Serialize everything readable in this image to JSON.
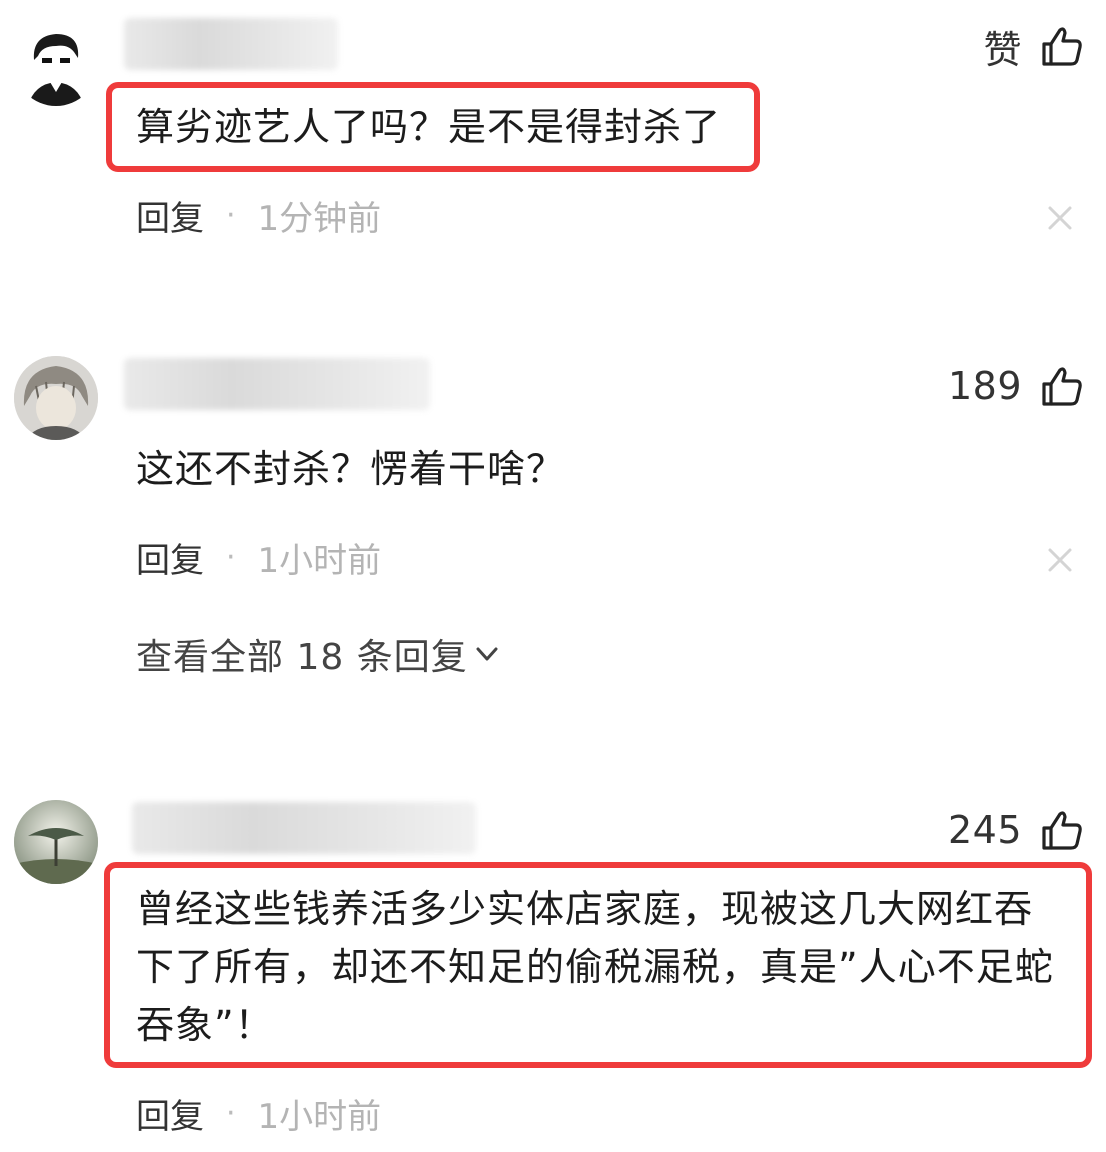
{
  "comments": [
    {
      "like_label": "赞",
      "text_lines": [
        "算劣迹艺人了吗？是不是得封杀了"
      ],
      "reply_label": "回复",
      "separator": "·",
      "time": "1分钟前"
    },
    {
      "like_label": "189",
      "text_lines": [
        "这还不封杀？愣着干啥？"
      ],
      "reply_label": "回复",
      "separator": "·",
      "time": "1小时前",
      "view_all_replies": "查看全部 18 条回复"
    },
    {
      "like_label": "245",
      "text_lines": [
        "曾经这些钱养活多少实体店家庭，现被这几大网红吞",
        "下了所有，却还不知足的偷税漏税，真是”人心不足蛇",
        "吞象”！"
      ],
      "reply_label": "回复",
      "separator": "·",
      "time": "1小时前"
    }
  ],
  "colors": {
    "highlight": "#ef3b3b",
    "time_text": "#b4b4b4",
    "body_text": "#1c1c1c"
  },
  "icons": [
    "thumbs-up-icon",
    "close-icon",
    "chevron-down-icon"
  ]
}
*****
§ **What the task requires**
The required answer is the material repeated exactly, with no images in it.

§ **Task result**
Serialize everything readable in this image to JSON.
{
  "comments": [
    {
      "like_label": "赞",
      "text_lines": [
        "算劣迹艺人了吗？是不是得封杀了"
      ],
      "reply_label": "回复",
      "separator": "·",
      "time": "1分钟前"
    },
    {
      "like_label": "189",
      "text_lines": [
        "这还不封杀？愣着干啥？"
      ],
      "reply_label": "回复",
      "separator": "·",
      "time": "1小时前",
      "view_all_replies": "查看全部 18 条回复"
    },
    {
      "like_label": "245",
      "text_lines": [
        "曾经这些钱养活多少实体店家庭，现被这几大网红吞",
        "下了所有，却还不知足的偷税漏税，真是”人心不足蛇",
        "吞象”！"
      ],
      "reply_label": "回复",
      "separator": "·",
      "time": "1小时前"
    }
  ],
  "colors": {
    "highlight": "#ef3b3b",
    "time_text": "#b4b4b4",
    "body_text": "#1c1c1c"
  },
  "icons": [
    "thumbs-up-icon",
    "close-icon",
    "chevron-down-icon"
  ]
}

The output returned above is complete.